Improve your external environment. Does your environment support your goal? Do the people around you energize you and support your goal? Consider what in your environment is a distraction, a temptation, or something that drains your energy. What adjustments can you make to make sure your environment is working for you.
Improve your internal environment. Just as important as your external environment is your internal environment. What you think matters so when you learn to manage your mind, you manage the outcomes in your life. Through my work, I have witnessed so many people’s lives change because they rid themselves of the faulty thinking patterns and limiting beliefs that were holding them back. When you notice a lack of motivation, ask yourself, “What am I thinking right now that is causing me to feel this way?”, then ask yourself, “What is another way I could be thinking about this that would result in better, more productive feelings?”. Continue to challenge your thought patterns, insert more helpful thoughts patterns, and let your brain go to work for you, instead of having it work against you.
Ask yourself better questions. Instead of asking yourself questions from a negative point of view, ask them from a positive point of view. For example, instead of asking, “Why can’t I do this?”, ask “What will it take for me to do this?”. Instead of asking, “Why don’t others support my goal?”, ask “How can I cheer myself on so that I don’t need to rely on others?”. Check in with yourself throughout the day and make sure the questions you ask yourself require empowering answers, instead of disempowering answers.
Have a mantra.

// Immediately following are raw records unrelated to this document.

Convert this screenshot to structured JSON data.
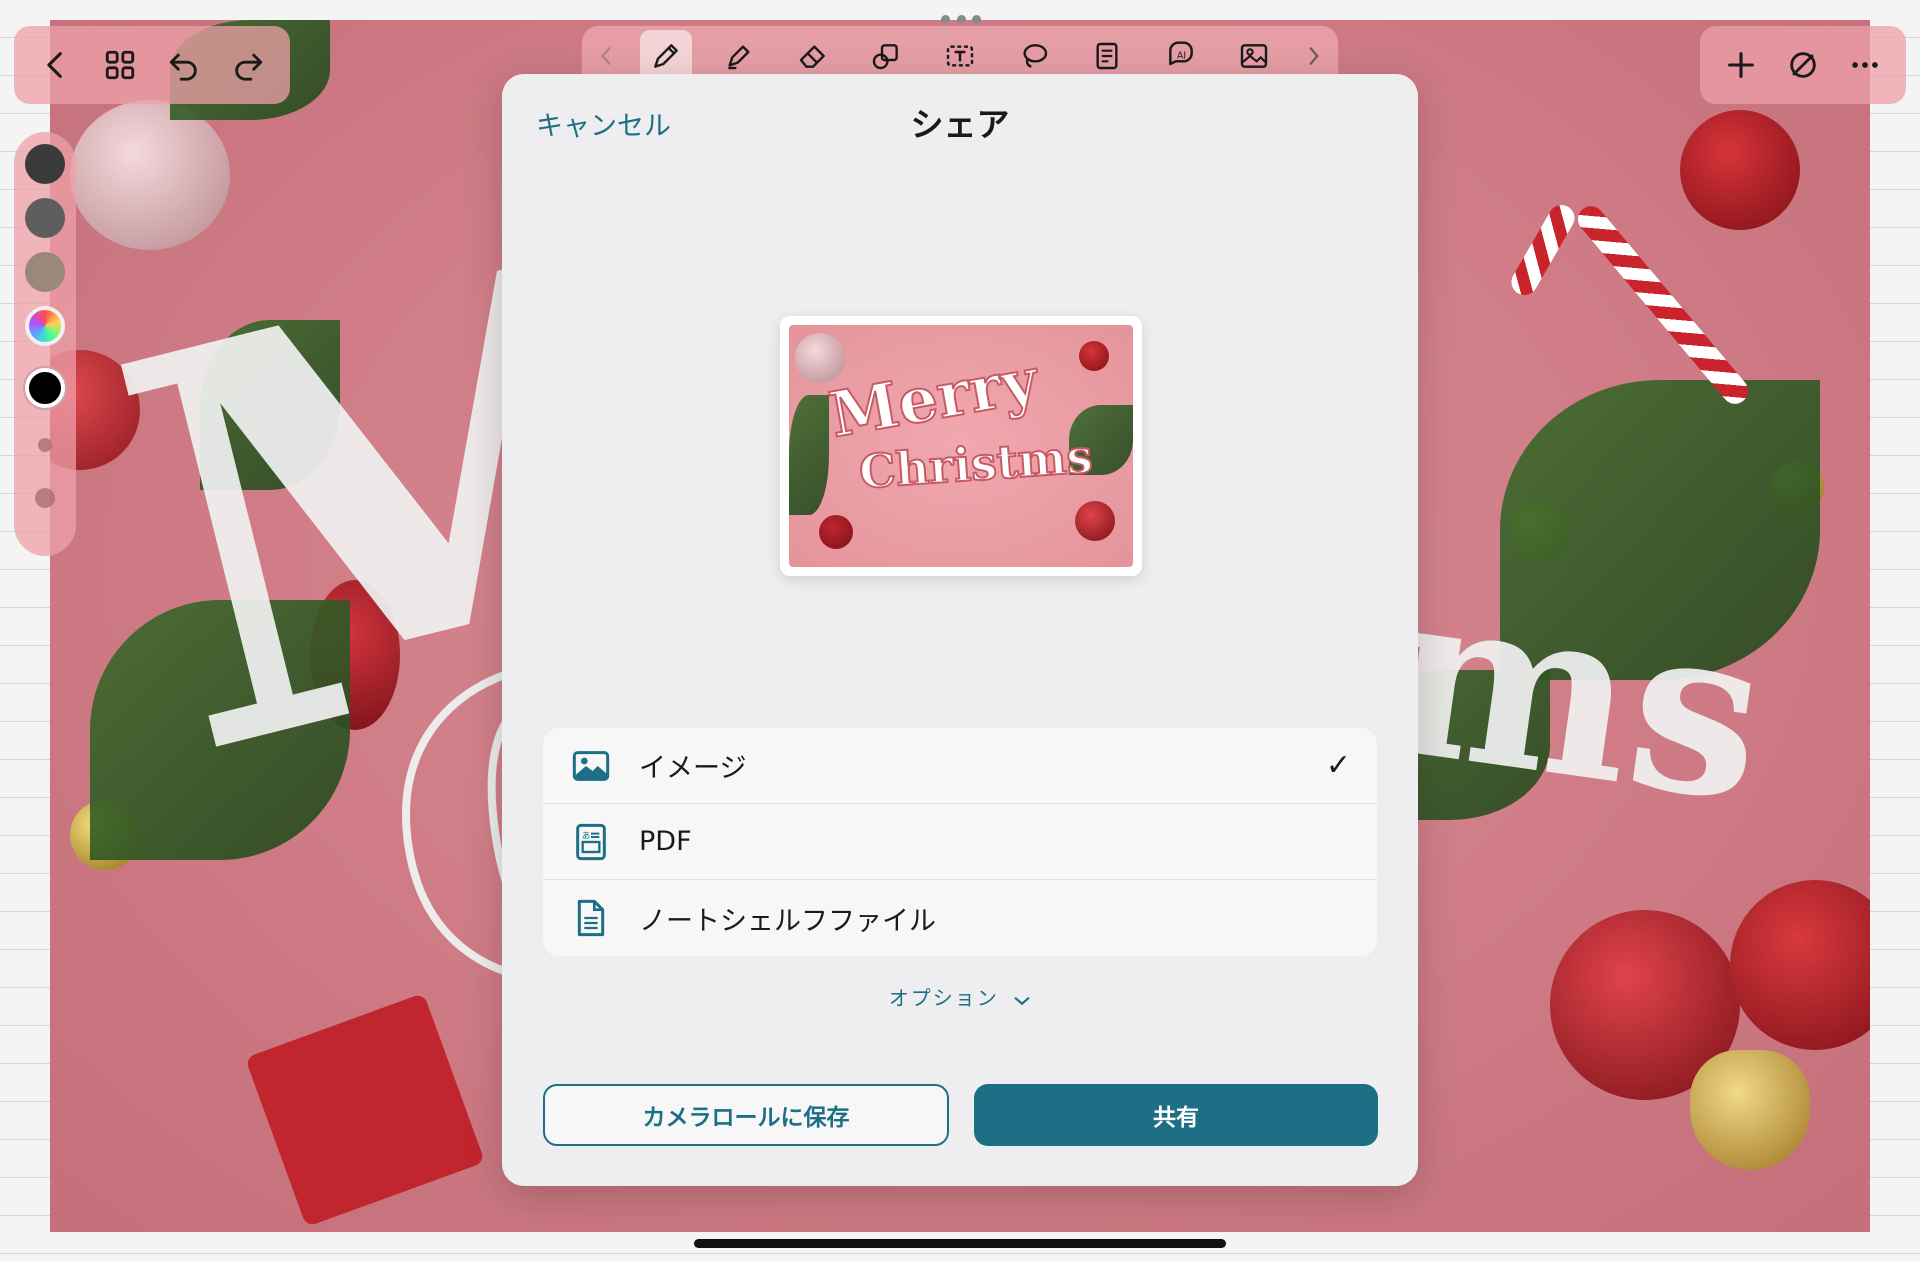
{
  "toolbar_left": {
    "icons": [
      "chevron-left-icon",
      "grid-icon",
      "undo-icon",
      "redo-icon"
    ]
  },
  "toolbar_center": {
    "tools": [
      "pen-icon",
      "highlighter-icon",
      "eraser-icon",
      "shapes-icon",
      "text-box-icon",
      "lasso-icon",
      "sticky-note-icon",
      "ai-assistant-icon",
      "image-icon"
    ],
    "active_tool": "pen-icon"
  },
  "toolbar_right": {
    "icons": [
      "plus-icon",
      "no-pen-icon",
      "more-icon"
    ]
  },
  "palette": {
    "colors": [
      "#3a3a3a",
      "#5e5e5e",
      "#9a8878",
      "multicolor",
      "#000000"
    ],
    "selected": "#000000"
  },
  "preview": {
    "text_line1": "Merry",
    "text_line2": "Christms"
  },
  "share_dialog": {
    "cancel_label": "キャンセル",
    "title": "シェア",
    "options": [
      {
        "label": "イメージ",
        "icon": "image-icon",
        "selected": true
      },
      {
        "label": "PDF",
        "icon": "pdf-document-icon",
        "selected": false
      },
      {
        "label": "ノートシェルフファイル",
        "icon": "file-icon",
        "selected": false
      }
    ],
    "check_mark": "✓",
    "options_toggle_label": "オプション",
    "save_button_label": "カメラロールに保存",
    "share_button_label": "共有"
  },
  "colors": {
    "accent": "#1d6f86",
    "modal_bg": "#eeeef0",
    "photo_bg": "#cf7c86"
  }
}
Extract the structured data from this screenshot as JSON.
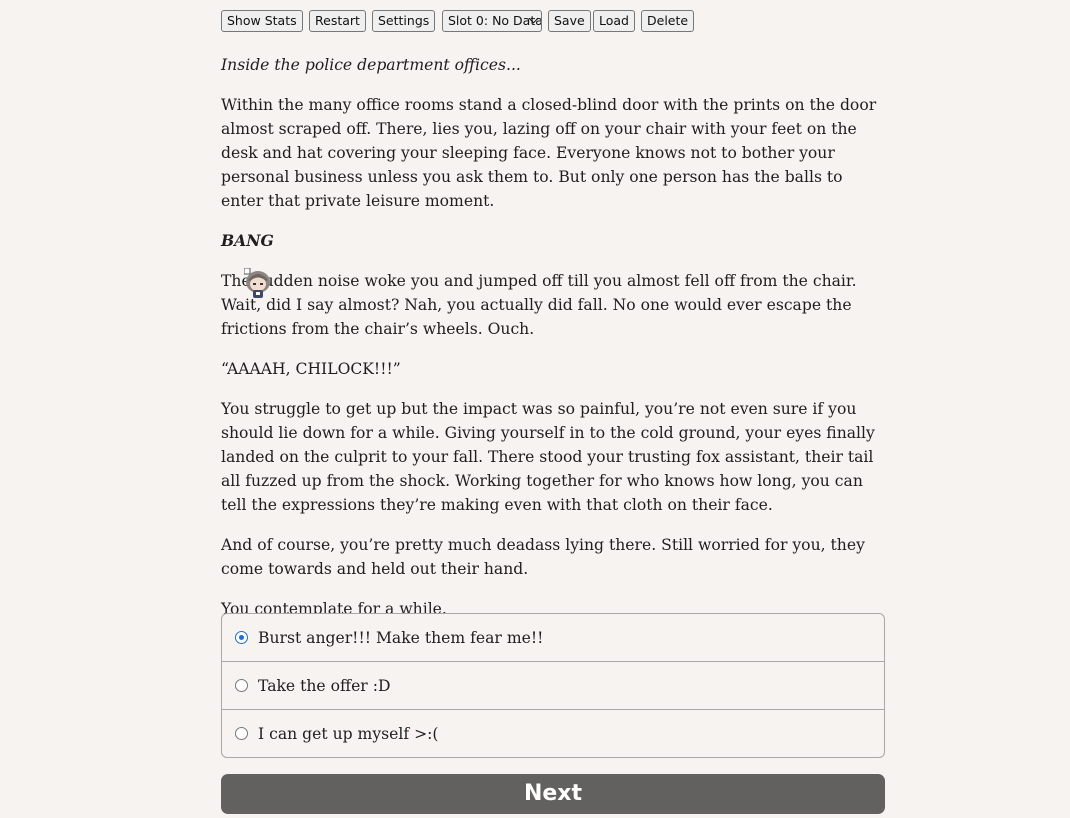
{
  "toolbar": {
    "show_stats": "Show Stats",
    "restart": "Restart",
    "settings": "Settings",
    "slot_selected": "Slot 0: No Data",
    "save": "Save",
    "load": "Load",
    "delete": "Delete"
  },
  "story": {
    "p1": "Inside the police department offices...",
    "p2": "Within the many office rooms stand a closed-blind door with the prints on the door almost scraped off. There, lies you, lazing off on your chair with your feet on the desk and hat covering your sleeping face. Everyone knows not to bother your personal business unless you ask them to. But only one person has the balls to enter that private leisure moment.",
    "p3": "BANG",
    "p4": "The sudden noise woke you and jumped off till you almost fell off from the chair. Wait, did I say almost? Nah, you actually did fall. No one would ever escape the frictions from the chair’s wheels. Ouch.",
    "p5": "“AAAAH, CHILOCK!!!”",
    "p6": "You struggle to get up but the impact was so painful, you’re not even sure if you should lie down for a while. Giving yourself in to the cold ground, your eyes finally landed on the culprit to your fall. There stood your trusting fox assistant, their tail all fuzzed up from the shock. Working together for who knows how long, you can tell the expressions they’re making even with that cloth on their face.",
    "p7": "And of course, you’re pretty much deadass lying there. Still worried for you, they come towards and held out their hand.",
    "p8": "You contemplate for a while."
  },
  "choices": [
    {
      "label": "Burst anger!!! Make them fear me!!",
      "selected": true
    },
    {
      "label": "Take the offer :D",
      "selected": false
    },
    {
      "label": "I can get up myself >:(",
      "selected": false
    }
  ],
  "next_label": "Next",
  "sprite_icon": "chibi-character-icon"
}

The key to having a mantra is that it must be something you believe. For example, if you have been struggling to lose weight for years, your mantra probably should not be, “I will get to my goal weight effortlessly and in no time”. Your brain will reject that mantra immediately. Instead, you could say, “I am committed to eating healthy and exercising today”. Allow your mantra to energize you and help you show up as the person you want to be, while also making sure it is believable.
Take a break, energize, and go. If you are feeling stuck with taking action towards something, take a break. Do something to shake things up a bit and then come back to it. For example, if you are staring at your computer screen but aren’t really making headway with anything, get up and do something such as stretch, put on music and dance, grab some water, take a quick walk outside, or call a positive friend. Shift your energy and then get back to it!
If you are feeling challenges related to motivation, consider tying one or more of these strategies. Allow them to build upon one another rather than trying to do them all at once. Remember, your brain does not like to be shocked or overwhelmed. Another great strategy is to work with a coach who will offer you strategies more specific to your situation, who will hold you accountable, and who will help you achieve powerful mindset breakthroughs.
If you are interested in some more strategies that will help you clean up your internal environment (negative thought patterns and distortions), you can download my free guide to 5 Common Thought Distortions HERE. This guide will help you understand these thought distortions, why they occur, and offers specific strategies you can use to challenge and “undo” them over time. You can grab it HERE.